━━ TASK INPUTS ━━
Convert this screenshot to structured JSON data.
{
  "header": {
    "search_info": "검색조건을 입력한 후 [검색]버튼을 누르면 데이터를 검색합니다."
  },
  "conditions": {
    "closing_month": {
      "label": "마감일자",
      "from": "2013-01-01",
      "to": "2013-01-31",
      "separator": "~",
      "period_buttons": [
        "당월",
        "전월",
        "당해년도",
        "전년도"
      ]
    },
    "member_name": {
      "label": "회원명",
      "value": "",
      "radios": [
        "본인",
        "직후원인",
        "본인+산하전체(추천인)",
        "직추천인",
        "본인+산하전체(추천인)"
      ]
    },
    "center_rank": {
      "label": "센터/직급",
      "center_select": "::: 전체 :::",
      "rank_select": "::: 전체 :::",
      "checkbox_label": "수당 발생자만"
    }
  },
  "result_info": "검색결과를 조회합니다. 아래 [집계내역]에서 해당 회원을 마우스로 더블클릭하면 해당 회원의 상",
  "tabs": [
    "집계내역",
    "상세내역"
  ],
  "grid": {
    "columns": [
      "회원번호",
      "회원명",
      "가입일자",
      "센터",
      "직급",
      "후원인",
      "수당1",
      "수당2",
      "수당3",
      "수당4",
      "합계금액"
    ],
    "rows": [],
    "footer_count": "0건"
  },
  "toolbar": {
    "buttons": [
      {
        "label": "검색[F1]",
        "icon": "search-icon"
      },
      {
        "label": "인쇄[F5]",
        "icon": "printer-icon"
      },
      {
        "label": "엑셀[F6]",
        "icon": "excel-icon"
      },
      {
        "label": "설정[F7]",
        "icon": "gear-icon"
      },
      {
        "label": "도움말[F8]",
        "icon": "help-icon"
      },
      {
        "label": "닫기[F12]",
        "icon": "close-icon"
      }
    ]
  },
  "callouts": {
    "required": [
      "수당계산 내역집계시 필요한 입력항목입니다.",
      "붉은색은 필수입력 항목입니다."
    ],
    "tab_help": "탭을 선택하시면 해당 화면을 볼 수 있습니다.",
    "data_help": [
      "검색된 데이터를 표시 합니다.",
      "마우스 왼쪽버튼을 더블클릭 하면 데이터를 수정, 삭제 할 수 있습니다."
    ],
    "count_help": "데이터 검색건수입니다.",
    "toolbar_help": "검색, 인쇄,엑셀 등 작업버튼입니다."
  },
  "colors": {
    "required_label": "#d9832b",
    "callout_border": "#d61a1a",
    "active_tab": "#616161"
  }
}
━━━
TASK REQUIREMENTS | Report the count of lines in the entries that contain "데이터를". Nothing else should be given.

REPLY | 3